From the Editor’s desk

  • LIVING POETS II.IV Available Here at the Dragonheart Press Store [PDF : 8o+ Pages]
    When is the task of editing poetry completed? With the publication today of the latest issue of Living Poets magazine it`s obvious that arbitary deadlines have to be established otherwise the task becomes endless. It is also easy to underestimate the work in hand. When I set the original publication date as Christmas Eve 2010 it transpires I was being very optimistic. I had thought the task of reading, selecting and producing the issue would be easy. I have, afterall, edited 12 issues before it! There’s something about a themed issue – and this one’s was Winter, which sucks you in. You get caught in the flurries of place, the air heavy with the promise of snow and insights into those moments of the year when everything changes. It’s apparent from the wide body of work submitted for this issue that many poets feel this too. Whether its the traditional elements – and these vary from culture to culture, or the stark beauty of nature at its most splenderous, there is something about the spirit that invades this time that is caught here.
    I had also planned diversions for this issue. I wanted it to have a new format, more of a glossy magazine cover with quote pulls and bold text proclaiming the number of poems, key poets names. You might recognise Glyn Hughes for example who kindly contributed at the 11th hour. I also wanted to move it into the 21st Century in terms of an iPad friendly ePub version, maybe even an App. As usually happens, these were just diversions created to steer one away from the task in hand. With writing these are all too obvious – the open coffee shop, the world to be observed. For an editor they have a similiar way of cropping up dressed as grandoise plans for the publication. In the end these plans have remained on the drawing board, literally with their cover options awaiting approval. They’re not, however forgotten and will begin to influence the next issue with the arrival of our new Reviews Editor, direct from writing for Mills and Boon!
    Perhaps the mosty contentious issue with this publication is the price. After the success of the previous issue, with over 1000 free downloads it was felt that a nominal cover charge would help offset the costs of many hours spent in its production. We have kept it low, feeling that £1.49 in these times of UK austerity is not excessive.
    In answer to my initial question, the task is never truly over. I have a very hands-off approach however. Once submissions are reviewed its a swift matter of deciding what is suitable and what is not. Its the poetry that falls between these two extremes that usually receives the most attention. I short note to the poet, thanking them and attempting to encourage them. The application of the spotlight to key phrases that may have drawn my eye in the first instance and the enduring desire to fuel their passion. As a poet myself I know how distant rejection slips can seem and it has always been my intention to let poets know that there work has been carefully considered.
    So now its time for you to settle down in a comfy chair, throw some more logs on the fire and see out the winter with the new issue of Living Poets.

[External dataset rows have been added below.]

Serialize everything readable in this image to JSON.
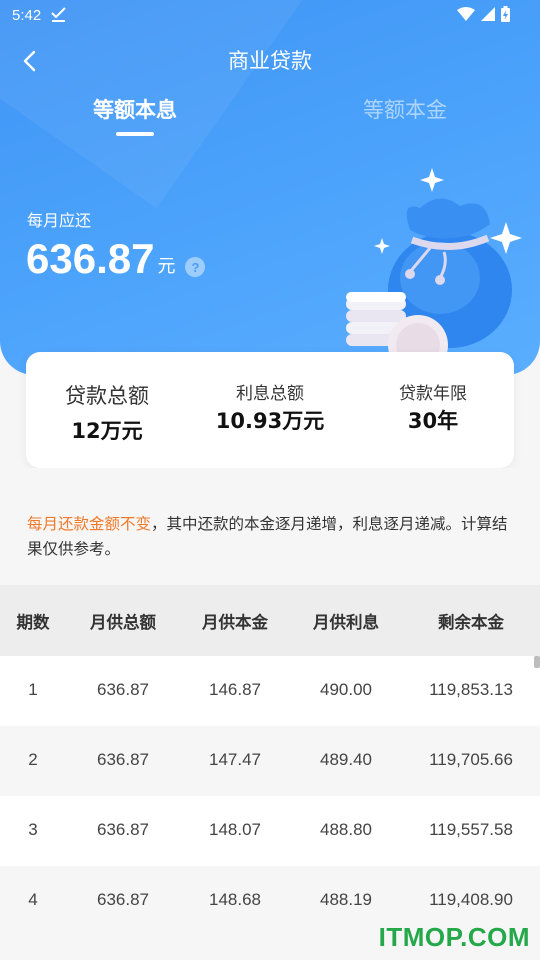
{
  "status_bar": {
    "time": "5:42"
  },
  "header": {
    "title": "商业贷款"
  },
  "tabs": [
    {
      "label": "等额本息",
      "active": true
    },
    {
      "label": "等额本金",
      "active": false
    }
  ],
  "monthly": {
    "label": "每月应还",
    "amount": "636.87",
    "unit": "元",
    "help": "?"
  },
  "summary": {
    "loan_label": "贷款总额",
    "loan_value": "12万元",
    "interest_label": "利息总额",
    "interest_value": "10.93万元",
    "term_label": "贷款年限",
    "term_value": "30年"
  },
  "note": {
    "highlight": "每月还款金额不变",
    "text": "，其中还款的本金逐月递增，利息逐月递减。计算结果仅供参考。"
  },
  "table": {
    "headers": [
      "期数",
      "月供总额",
      "月供本金",
      "月供利息",
      "剩余本金"
    ],
    "rows": [
      [
        "1",
        "636.87",
        "146.87",
        "490.00",
        "119,853.13"
      ],
      [
        "2",
        "636.87",
        "147.47",
        "489.40",
        "119,705.66"
      ],
      [
        "3",
        "636.87",
        "148.07",
        "488.80",
        "119,557.58"
      ],
      [
        "4",
        "636.87",
        "148.68",
        "488.19",
        "119,408.90"
      ]
    ]
  },
  "watermark": "ITMOP.COM",
  "colors": {
    "primary": "#4a9bf8",
    "highlight": "#f07a2a",
    "watermark": "#24a84a"
  }
}
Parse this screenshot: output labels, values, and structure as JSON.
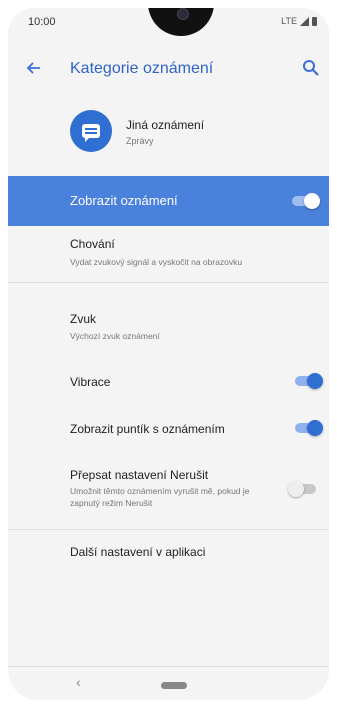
{
  "status_bar": {
    "time": "10:00",
    "network": "LTE"
  },
  "app_bar": {
    "title": "Kategorie oznámení",
    "back_icon": "arrow-back-icon",
    "search_icon": "search-icon"
  },
  "app_header": {
    "name": "Jiná oznámení",
    "subtitle": "Zprávy",
    "icon": "message-icon",
    "icon_color": "#2f6fd1"
  },
  "main_toggle": {
    "label": "Zobrazit oznámení",
    "on": true,
    "background": "#4a81dc"
  },
  "behavior": {
    "title": "Chování",
    "subtitle": "Vydat zvukový signál a vyskočit na obrazovku"
  },
  "sound": {
    "title": "Zvuk",
    "subtitle": "Výchozí zvuk oznámení"
  },
  "vibration": {
    "title": "Vibrace",
    "on": true
  },
  "badge": {
    "title": "Zobrazit puntík s oznámením",
    "on": true
  },
  "dnd": {
    "title": "Přepsat nastavení Nerušit",
    "subtitle": "Umožnit těmto oznámením vyrušit mě, pokud je zapnutý režim Nerušit",
    "on": false
  },
  "more": {
    "title": "Další nastavení v aplikaci"
  },
  "nav": {
    "back_glyph": "‹"
  },
  "colors": {
    "accent": "#2f6fd1",
    "title": "#2f63c9"
  }
}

    February 15th, 2011 | admin | No Comments | Tags: , ,

About The Author

Sean Woodward is a British artist, writer and musician. His art is collected internationally and his essays, fiction and poetry have been published in a number of international publications. He is the author of A Grammar of Spirits, Keys to the Hoodoo Kingdom, ARCHONIX, NECRONIX, Erzulie of the Deep, The Grimoire of ZAL and co-author of The Infernal Faces of Hekate. AEONIX and Keys to the Voudon Kingdom are forthcoming from

Comments are closed.